------ Records for processing

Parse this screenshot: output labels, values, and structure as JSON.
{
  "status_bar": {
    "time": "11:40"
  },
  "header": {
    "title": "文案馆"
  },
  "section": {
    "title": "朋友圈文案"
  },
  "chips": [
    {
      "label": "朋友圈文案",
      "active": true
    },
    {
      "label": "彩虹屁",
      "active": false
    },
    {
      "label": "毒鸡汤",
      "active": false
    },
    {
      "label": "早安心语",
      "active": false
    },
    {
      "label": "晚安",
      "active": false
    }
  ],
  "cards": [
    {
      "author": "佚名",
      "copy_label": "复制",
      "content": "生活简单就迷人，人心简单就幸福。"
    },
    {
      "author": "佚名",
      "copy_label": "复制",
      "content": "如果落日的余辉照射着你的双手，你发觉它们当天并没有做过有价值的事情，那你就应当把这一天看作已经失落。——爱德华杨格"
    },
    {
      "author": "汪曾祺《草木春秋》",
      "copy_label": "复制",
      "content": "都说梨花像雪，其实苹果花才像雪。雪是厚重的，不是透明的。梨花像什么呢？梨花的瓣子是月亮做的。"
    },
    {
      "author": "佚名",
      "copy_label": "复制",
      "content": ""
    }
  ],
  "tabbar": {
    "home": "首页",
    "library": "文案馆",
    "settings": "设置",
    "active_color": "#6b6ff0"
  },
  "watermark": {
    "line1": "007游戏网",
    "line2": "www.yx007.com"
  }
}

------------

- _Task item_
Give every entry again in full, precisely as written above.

- _Exercise solution_
Parse this screenshot: output labels, values, and structure as JSON.
{
  "status_bar": {
    "time": "11:40"
  },
  "header": {
    "title": "文案馆"
  },
  "section": {
    "title": "朋友圈文案"
  },
  "chips": [
    {
      "label": "朋友圈文案",
      "active": true
    },
    {
      "label": "彩虹屁",
      "active": false
    },
    {
      "label": "毒鸡汤",
      "active": false
    },
    {
      "label": "早安心语",
      "active": false
    },
    {
      "label": "晚安",
      "active": false
    }
  ],
  "cards": [
    {
      "author": "佚名",
      "copy_label": "复制",
      "content": "生活简单就迷人，人心简单就幸福。"
    },
    {
      "author": "佚名",
      "copy_label": "复制",
      "content": "如果落日的余辉照射着你的双手，你发觉它们当天并没有做过有价值的事情，那你就应当把这一天看作已经失落。——爱德华杨格"
    },
    {
      "author": "汪曾祺《草木春秋》",
      "copy_label": "复制",
      "content": "都说梨花像雪，其实苹果花才像雪。雪是厚重的，不是透明的。梨花像什么呢？梨花的瓣子是月亮做的。"
    },
    {
      "author": "佚名",
      "copy_label": "复制",
      "content": ""
    }
  ],
  "tabbar": {
    "home": "首页",
    "library": "文案馆",
    "settings": "设置",
    "active_color": "#6b6ff0"
  },
  "watermark": {
    "line1": "007游戏网",
    "line2": "www.yx007.com"
  }
}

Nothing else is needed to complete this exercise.